Tag Archives: Lifesciences Legal

You may have an exclusive licence but are you really an “exclusive licensee”?

Do you have rights to exploit patented technology as an exclusive licensee? It is common for companies in the life sciences industry to give and take licences to patented technology on an exclusive basis, allowing the exclusive licensee to exploit the technology to the exclusion of all others, including the licensor.

The advantages of this model include providing the licensor a revenue stream for its technology when it is not in a position to exploit the technology for itself, and allowing the exclusive licensee access to existing technology that it can use in its business without requiring additional R&D investment. An important part of this exclusive arrangement is that it puts the exclusive licensee, in many respects, in the position of the technology owner: no other person, including the technology owner, is permitted to exploit the technology and, under the Patents Act 1990 (Cth) (the Act)the exclusive licensee is permitted to bring an action against an patent infringer in its own name, giving it the important right to protect its investment in the licensed technology and its business.

However, the recent full Federal Court decision of Bristol-Myers Squibb Company v Apotex Pty Ltd [2015] FCAFC 2, provides some additional insight into what is an exclusive licensee under Australian law which will have repercussions for the way in which rights to patented technology are drafted in licensing agreements.

Under the Act, an “exclusive licensee” is defined to mean:

…  a licensee under a licence granted by the patentee and conferring on the licensee, or on the licensee and persons authorised by the licensee, the right to exploit the patented invention throughout the patent area to the exclusion of the patentee and all other persons.

In its decision, the full Federal Court found that Bristol-Myers Squibb (BMS) was not an exclusive licensee of an Australian patent relating to the compound aripiprazole and processes for its preparation, and therefore had no standing to sue Apotex for infringement of this patent.

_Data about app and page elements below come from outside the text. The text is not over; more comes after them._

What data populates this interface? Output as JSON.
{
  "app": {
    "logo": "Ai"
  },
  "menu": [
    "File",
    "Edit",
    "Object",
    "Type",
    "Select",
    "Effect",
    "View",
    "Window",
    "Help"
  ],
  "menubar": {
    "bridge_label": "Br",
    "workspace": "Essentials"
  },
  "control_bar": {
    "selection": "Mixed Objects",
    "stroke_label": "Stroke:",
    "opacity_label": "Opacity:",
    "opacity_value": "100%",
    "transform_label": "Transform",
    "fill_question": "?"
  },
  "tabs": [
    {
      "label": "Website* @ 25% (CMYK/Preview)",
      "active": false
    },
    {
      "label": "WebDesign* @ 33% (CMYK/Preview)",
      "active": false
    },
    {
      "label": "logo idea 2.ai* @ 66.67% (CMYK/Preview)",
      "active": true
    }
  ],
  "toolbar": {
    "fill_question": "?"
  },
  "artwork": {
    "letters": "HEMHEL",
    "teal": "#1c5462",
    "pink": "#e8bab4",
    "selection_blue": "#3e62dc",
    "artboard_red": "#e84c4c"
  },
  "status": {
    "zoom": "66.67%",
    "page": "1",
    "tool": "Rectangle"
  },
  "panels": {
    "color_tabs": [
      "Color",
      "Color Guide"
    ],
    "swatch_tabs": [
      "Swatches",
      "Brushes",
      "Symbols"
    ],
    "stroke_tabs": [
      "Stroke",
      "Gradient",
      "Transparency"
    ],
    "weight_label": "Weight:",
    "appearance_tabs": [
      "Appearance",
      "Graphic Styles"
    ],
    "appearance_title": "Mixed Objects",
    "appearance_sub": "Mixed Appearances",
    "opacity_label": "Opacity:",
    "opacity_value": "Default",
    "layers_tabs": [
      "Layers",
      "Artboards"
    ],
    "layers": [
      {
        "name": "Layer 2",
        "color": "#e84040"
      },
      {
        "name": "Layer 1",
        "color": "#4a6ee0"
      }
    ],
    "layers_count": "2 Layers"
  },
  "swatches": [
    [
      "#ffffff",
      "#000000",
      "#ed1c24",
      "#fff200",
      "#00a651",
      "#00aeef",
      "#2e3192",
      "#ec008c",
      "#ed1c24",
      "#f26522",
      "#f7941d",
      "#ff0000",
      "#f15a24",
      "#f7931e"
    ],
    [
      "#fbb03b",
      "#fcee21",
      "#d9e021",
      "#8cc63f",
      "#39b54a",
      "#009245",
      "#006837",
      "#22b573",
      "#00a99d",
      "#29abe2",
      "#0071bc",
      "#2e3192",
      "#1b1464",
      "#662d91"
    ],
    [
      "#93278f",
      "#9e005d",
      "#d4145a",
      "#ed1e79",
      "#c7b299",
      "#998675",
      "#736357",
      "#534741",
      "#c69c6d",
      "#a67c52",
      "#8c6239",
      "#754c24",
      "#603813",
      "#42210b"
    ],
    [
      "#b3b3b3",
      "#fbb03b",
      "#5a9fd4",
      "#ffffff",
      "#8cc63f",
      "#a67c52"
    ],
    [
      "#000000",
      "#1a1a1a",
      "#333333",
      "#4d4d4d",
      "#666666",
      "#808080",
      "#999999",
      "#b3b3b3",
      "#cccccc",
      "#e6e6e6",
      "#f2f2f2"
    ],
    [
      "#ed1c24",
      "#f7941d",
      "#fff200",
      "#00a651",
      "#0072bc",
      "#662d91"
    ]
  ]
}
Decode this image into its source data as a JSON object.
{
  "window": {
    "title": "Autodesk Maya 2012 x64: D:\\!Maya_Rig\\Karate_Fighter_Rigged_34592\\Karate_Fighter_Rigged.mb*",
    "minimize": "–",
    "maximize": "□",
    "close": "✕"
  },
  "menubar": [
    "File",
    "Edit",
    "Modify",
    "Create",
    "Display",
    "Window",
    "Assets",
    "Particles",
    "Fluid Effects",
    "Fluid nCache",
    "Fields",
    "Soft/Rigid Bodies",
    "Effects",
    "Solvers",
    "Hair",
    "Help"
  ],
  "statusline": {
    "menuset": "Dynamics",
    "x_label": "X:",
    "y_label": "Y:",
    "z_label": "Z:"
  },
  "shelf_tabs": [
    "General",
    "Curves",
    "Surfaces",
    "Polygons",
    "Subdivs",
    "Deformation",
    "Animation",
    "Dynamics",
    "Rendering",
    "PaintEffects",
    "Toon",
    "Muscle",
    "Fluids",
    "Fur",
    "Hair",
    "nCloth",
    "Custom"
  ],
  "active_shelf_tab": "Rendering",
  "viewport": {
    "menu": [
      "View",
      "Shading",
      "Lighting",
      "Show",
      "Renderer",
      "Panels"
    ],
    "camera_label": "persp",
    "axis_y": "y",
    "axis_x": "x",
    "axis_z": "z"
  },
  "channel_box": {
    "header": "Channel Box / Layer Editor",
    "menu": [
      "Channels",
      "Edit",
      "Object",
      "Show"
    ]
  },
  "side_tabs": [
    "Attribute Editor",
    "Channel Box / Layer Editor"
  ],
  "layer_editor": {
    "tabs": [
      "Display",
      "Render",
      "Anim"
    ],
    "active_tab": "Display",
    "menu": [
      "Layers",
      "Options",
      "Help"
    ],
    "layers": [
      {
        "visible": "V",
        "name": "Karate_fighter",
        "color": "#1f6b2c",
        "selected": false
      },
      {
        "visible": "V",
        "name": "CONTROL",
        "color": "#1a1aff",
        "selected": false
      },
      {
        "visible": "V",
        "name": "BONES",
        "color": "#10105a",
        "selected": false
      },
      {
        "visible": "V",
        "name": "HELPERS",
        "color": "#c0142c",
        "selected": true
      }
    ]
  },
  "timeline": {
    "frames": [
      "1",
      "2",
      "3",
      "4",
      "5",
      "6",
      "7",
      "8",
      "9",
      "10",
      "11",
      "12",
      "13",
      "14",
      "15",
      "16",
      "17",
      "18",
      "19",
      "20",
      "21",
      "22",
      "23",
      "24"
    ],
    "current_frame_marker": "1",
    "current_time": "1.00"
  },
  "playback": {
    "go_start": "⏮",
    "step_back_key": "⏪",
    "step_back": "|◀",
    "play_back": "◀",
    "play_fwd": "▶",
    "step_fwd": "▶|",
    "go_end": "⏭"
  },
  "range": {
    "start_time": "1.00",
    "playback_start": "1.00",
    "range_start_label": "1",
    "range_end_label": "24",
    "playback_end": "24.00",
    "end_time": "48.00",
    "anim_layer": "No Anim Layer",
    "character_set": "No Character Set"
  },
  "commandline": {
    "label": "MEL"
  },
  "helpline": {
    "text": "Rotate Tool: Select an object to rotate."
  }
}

This is because the licence agreement between BMS and Otsuka granted BMS an “exclusive licence” to advertise, market, promote, sell and distribute the compound aripiprazole but, crucially, reserved for the patentee the exclusive worldwide right to manufacture aripiprazole.

The full court of the Federal Court agreed with the primary judge who held in the first instance that there can be only one “exclusive licensee”, and therefore as the licence reserved the right to manufacture for the patentee, BMS was not an “exclusive licensee”. The court  did not accept the argument of BMS that it could be an exclusive licensee with respect to some rights and not in relation to others, holding that the right to exploit is a single indivisible right.

While the type of licence entered into by BMS is not unusual and likely met the commercial needs of the parties at the time, the takeaway point of this important case is as follows: if you wish to have the right to bring an action in Australia against a patent infringer to protect your investment in the patented technology, then you must be an “exclusive licensee” under Australian law. That is, your right to exploit the patent must be indivisible and exclude any rights to any other person, including the patentee.

Something to think about in your next licence!

Elizabeth Campbell

Thoughts over breakfast on product development for emerging infectious diseases

I had the pleasure of attending the Biomelbourne breakfast this morning where the issue of Australia’s readiness to tackle emerging infectious diseases was ably discussed by the panel of speakers. The presentations and subsequent Q&A raised a number of issues and highlighted for me the challenges that are faced in the drug development, regulatory and legal disciplines when time is of the essence and innovative methods of translating research into products are required.

Professor Doherty captured the sense of urgency around this issue, opining that the world had dropped the ball on the curent Ebola crisis being faced in West Africa (and, increasingly, around the world) and that we need to be ready to proactively face the next challenge presented by an emerging infectious disease.

Dr Marc Pellegrini set out an example of a potential development solution, noting his research and subsequent translation to the clinic of a method of promoting the death of infected cells in a number of chronic human infections, notably Hepatitis B. Could perhaps a broad spectrum approach be an answer to the development of a drug to treat the as yet unknown threats presented by emerging infectious diseases?

Fascinating also was the discussion of medical countermeasures to infectious diseases presented by Drs Leigh Farrell and Craig Rayner of Medical Countermeasure Products Australia. They set out a groundbreaking alternative to single entity drug development, which would eschew the traditional lengthy pipeline in favour of creating a functional nexus to join up different competencies (from different entities) to efficiently take R&D through to products for patients. To paraphrase Dr Rayner, all the components are in place but the wiring between them needs to be fixed. To me, this raises interesting issues from a lawyerly perspective: what would the relationship between the components be and how would it be governed? How would intellectual property be shared/protected and how would newly created intellectual property be dealt with? How would regulatory responsibilities be borne by the different components?

A proactive and innovative approach to expedited drug development also calls for an innovative and creative legal structure; exciting challenges lie ahead!

Elizabeth Campbell